Tag Archives: tax abatements

The “But For” Test

When I was in City Hall, in the late 1970s, the use of tax abatements to lure employers to Indianapolis, or to blighted areas, was relatively new. Back then, applicants for those abatements were expected to demonstrate that “but for” the tax break, they wouldn’t make the move–that the incentive made the difference between an economically viable move and one that otherwise wouldn’t make economic sense.

I recall several quibbles about whether this or that business had actually met the “but for” test.

Over the years, of course, we’ve heard less and less about cities justifying the various incentives being doled out to entice employers, with the result that the whole country sometimes seems engaged in a zero-sum game (after all, when factory A moves from state B to state C, jobs may come to state C, but they’re lost to state B. Total economic activity rarely increases.) Incentives have come to look more and more like bribes; larger enterprises looking to move or expand pit “bidders” against each other to extract the largest concessions.

“Who will pay me the most to come?”

Those of us who have looked askance at the evolution of this competition have long believed that these enterprises would move to locations that made business sense without the incentives/bribes.
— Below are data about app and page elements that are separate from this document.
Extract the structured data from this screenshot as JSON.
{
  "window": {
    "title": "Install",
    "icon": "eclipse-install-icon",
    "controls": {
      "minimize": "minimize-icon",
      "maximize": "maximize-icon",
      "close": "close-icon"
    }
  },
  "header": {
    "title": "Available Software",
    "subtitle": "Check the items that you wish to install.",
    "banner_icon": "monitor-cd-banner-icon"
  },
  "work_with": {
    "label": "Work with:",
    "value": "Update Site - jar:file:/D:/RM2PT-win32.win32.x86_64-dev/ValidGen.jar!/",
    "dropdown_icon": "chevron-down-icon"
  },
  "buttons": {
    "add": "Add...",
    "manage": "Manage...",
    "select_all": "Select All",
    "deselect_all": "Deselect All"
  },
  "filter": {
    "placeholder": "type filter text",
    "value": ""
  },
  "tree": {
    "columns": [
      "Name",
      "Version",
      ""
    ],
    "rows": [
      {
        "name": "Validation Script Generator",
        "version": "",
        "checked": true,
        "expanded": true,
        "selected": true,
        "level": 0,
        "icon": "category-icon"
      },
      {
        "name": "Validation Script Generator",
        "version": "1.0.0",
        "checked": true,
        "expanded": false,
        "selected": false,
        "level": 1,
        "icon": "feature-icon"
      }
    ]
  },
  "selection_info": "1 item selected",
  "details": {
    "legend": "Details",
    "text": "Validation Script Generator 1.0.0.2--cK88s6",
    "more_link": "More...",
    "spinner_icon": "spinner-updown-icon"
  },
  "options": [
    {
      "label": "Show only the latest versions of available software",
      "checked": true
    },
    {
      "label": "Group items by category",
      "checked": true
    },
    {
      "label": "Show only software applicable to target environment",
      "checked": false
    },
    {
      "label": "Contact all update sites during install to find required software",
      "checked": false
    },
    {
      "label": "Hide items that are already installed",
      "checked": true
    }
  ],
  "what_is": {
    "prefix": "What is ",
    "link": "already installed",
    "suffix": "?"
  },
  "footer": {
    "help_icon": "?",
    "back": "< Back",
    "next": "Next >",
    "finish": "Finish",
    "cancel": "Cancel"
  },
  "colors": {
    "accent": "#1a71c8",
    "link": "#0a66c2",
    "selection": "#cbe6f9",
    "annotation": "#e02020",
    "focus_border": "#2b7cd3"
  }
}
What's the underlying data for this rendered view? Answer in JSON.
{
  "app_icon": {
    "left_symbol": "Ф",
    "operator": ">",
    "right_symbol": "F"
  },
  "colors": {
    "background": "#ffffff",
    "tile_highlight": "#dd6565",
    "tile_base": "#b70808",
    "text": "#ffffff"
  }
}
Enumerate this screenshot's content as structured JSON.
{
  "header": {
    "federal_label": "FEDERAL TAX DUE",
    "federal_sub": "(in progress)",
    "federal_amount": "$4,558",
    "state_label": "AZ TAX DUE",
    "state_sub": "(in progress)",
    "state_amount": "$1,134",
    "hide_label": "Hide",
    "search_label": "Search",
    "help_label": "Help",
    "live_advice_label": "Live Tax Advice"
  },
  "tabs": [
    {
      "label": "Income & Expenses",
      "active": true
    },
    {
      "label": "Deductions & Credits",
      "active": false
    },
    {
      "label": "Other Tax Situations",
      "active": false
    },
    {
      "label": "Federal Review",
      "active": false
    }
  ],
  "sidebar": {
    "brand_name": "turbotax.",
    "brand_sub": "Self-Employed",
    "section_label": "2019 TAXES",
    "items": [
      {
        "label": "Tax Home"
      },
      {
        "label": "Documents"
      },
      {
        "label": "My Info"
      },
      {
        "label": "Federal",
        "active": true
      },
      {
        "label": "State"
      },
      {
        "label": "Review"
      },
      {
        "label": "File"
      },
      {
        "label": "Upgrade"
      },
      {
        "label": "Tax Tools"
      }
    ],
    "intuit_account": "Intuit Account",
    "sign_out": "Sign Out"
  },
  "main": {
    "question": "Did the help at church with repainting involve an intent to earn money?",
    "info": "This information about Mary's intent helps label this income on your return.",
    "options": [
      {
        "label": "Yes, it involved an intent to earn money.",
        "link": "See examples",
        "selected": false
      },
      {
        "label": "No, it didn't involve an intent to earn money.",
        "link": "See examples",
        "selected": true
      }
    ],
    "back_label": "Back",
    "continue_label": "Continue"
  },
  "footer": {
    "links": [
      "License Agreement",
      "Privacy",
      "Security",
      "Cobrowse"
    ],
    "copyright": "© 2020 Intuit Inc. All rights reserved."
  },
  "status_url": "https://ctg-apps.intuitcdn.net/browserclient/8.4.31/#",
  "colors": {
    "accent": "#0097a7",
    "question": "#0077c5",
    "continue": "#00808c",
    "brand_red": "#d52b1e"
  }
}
And now we have evidence.

Remember when AOC and many others blocked the three billion dollars in subsidies that New York offered Amazon? Amazon is moving to New York anyway. Without the subsidies.

“The giant online retailer said it has signed a new lease for 335,000 square feet on the city’s west side in the new Hudson Yards neighborhood, where it will have more than 1,500 employees,” The Wall Street Journal reported. “Amazon is taking the space without any of the special tax credits and other inducements the company had been offered to build a new headquarters in the Queens neighborhood of Long Island City, the company said.”

“The new lease represents Amazon’s largest expansion in New York since it stunned the city by abandoning those earlier plans. Amazon pulled back after facing a backlash from some politicians and activists over the roughly $3 billion in financial incentives the city and state had extended to woo the company and the 25,000 new jobs it had pledged to create,” The Journal explained.

Clearly, a New York location made business sense for the company. That being the case, the massive subsidies it extracted during the competitive process were gravy–and taxpayers were supplying that gravy.

The politicians and activists who had blocked the original offer had argued that it was unnecessary. They were clearly correct. There is no way that Amazon could have passed a “but for” test.

The money being spent on these high-profile efforts could be used instead to grow local businesses–why not, for example, create a fund that would finance promising mom-and-pop startups that can’t get conventional financing? Or use that money to make local retail districts more attractive and accessible?

Bribing employers to relocate is not “economic development”–and as Amazon has just demonstrated, it’s usually not necessary.